These tests, which may look at personality or skills, are often misunderstood. The idea of being assessed is confused with an exam, and this leads to sweaty palms and a raised heart rate. In fact, the uncertainty regarding such tests has become so widespread that Djøf, the organisation I work for, regularly hosts test events to help our members prepare.

Remember: tests are not exams. They are a basis for dialogue with your potential employer that seeks to identify whether you are a good fit for the job. I hope my tips help you excel.

Personality tests
A personality test is tricky to prepare for. Your answers are guided by your preferences and motivations. My advice is to be intuitive and honest. Do not try to outsmart the test, thinking you know the ‘right’ answers.

I found online tests helpful for practice.

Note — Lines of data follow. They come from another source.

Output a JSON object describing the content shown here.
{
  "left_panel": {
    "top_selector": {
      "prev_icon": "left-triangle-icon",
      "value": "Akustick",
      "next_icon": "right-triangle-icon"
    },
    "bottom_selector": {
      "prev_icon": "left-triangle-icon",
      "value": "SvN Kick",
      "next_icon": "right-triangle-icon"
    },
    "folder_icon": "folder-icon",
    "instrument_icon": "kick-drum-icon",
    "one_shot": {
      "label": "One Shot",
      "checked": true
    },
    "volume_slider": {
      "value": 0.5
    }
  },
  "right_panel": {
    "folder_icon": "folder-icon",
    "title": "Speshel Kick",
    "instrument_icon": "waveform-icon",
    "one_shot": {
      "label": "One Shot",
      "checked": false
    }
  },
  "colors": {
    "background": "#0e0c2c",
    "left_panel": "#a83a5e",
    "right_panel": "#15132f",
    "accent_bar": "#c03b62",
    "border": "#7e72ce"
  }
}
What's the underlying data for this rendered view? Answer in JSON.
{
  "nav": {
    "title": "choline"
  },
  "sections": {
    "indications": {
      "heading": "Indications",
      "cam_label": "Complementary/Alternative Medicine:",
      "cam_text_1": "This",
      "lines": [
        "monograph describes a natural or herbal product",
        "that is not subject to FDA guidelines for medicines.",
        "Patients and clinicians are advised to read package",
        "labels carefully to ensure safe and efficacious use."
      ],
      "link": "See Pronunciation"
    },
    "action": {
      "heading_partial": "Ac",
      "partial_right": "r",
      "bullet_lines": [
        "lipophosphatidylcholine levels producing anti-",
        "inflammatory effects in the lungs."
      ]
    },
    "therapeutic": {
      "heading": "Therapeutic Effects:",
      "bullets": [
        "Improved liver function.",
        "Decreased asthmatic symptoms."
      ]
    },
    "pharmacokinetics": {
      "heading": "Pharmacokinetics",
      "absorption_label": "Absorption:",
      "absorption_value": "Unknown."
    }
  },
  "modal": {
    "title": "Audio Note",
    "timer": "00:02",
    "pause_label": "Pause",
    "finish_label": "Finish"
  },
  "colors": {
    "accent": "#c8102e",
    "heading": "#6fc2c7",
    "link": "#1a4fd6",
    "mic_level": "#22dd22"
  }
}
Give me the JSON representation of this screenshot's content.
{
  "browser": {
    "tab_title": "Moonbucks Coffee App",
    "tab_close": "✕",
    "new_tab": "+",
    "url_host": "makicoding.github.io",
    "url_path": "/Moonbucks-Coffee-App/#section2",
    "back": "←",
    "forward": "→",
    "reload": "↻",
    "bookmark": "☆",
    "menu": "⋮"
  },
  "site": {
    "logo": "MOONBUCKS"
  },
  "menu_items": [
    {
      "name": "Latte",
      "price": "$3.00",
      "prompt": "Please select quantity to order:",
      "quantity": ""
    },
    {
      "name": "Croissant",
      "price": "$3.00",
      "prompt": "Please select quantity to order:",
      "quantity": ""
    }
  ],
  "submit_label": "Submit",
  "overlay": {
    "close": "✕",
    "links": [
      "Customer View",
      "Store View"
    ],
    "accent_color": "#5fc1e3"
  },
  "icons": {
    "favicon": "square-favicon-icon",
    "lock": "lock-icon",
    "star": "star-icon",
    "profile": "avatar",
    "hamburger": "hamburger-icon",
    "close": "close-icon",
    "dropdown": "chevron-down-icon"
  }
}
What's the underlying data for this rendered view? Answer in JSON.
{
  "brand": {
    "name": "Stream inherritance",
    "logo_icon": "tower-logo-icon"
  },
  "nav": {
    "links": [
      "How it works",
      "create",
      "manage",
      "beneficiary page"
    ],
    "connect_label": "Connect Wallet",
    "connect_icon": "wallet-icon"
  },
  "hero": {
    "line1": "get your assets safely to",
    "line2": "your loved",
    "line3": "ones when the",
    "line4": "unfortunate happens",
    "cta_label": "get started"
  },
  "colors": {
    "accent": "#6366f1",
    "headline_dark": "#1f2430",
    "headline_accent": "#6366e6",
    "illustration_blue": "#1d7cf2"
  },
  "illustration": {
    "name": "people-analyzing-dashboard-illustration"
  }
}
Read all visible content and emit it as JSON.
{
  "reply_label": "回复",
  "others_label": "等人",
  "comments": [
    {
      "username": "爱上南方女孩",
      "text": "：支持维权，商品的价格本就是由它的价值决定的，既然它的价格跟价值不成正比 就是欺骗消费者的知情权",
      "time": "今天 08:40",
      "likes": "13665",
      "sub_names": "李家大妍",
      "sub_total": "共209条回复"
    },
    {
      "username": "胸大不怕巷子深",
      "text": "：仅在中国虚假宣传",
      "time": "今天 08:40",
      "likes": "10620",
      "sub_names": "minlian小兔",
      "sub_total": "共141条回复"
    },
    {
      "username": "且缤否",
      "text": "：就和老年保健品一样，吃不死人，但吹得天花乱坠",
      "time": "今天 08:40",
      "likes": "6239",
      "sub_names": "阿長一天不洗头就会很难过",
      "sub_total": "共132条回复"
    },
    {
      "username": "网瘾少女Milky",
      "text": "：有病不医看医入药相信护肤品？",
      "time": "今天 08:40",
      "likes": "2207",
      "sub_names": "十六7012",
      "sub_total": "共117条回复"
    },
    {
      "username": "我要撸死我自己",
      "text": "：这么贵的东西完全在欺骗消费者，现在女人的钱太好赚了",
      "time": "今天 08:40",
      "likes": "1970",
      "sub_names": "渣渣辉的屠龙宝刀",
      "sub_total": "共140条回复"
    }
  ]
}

They challenged my self-perception and highlighted whether I needed to address some apparent contradictions in my personality.

Skill tests
Again, the best way to prepare is to find a similar online test. This gives you an idea of strengths and weaknesses, and what you need to practise to achieve a better result.

Here is how I practiced my general skills:

– Verbal tests:
· I consulted my dictionary and considered connotations
· I practised my grammar using online exercises
· I did crosswords and word games to increase my vocabulary

– Numerical tests:
· I revisited the basic rules of arithmetic, fractions and equations
· I studied tables, charts and graphs and explained them in words
· I played numerical games, such as sudoku

– Diagrammatical tests:
· I worked with charts and graphs
· I practised problem-solving involving graphs
· I cracked logic puzzles

Prepare through practice
There is no need for test anxiety. Think of the test as an opportunity to gain valuable insights about yourself even if you do not land the job. Do not try to outsmart the test. Plan responses to questions about your personality and skill strengths and weaknesses.

And remember: practice and preparation make perfect.

Steen Vive


Steen is senior advisor at Djøf, the Danish Association of Lawyers and Economists. He is a blogger and manager of various projects aimed at generating jobs in the private sector. In this column he writes about trends and tendencies in the labour market. Follow him on Twitter @SteenVive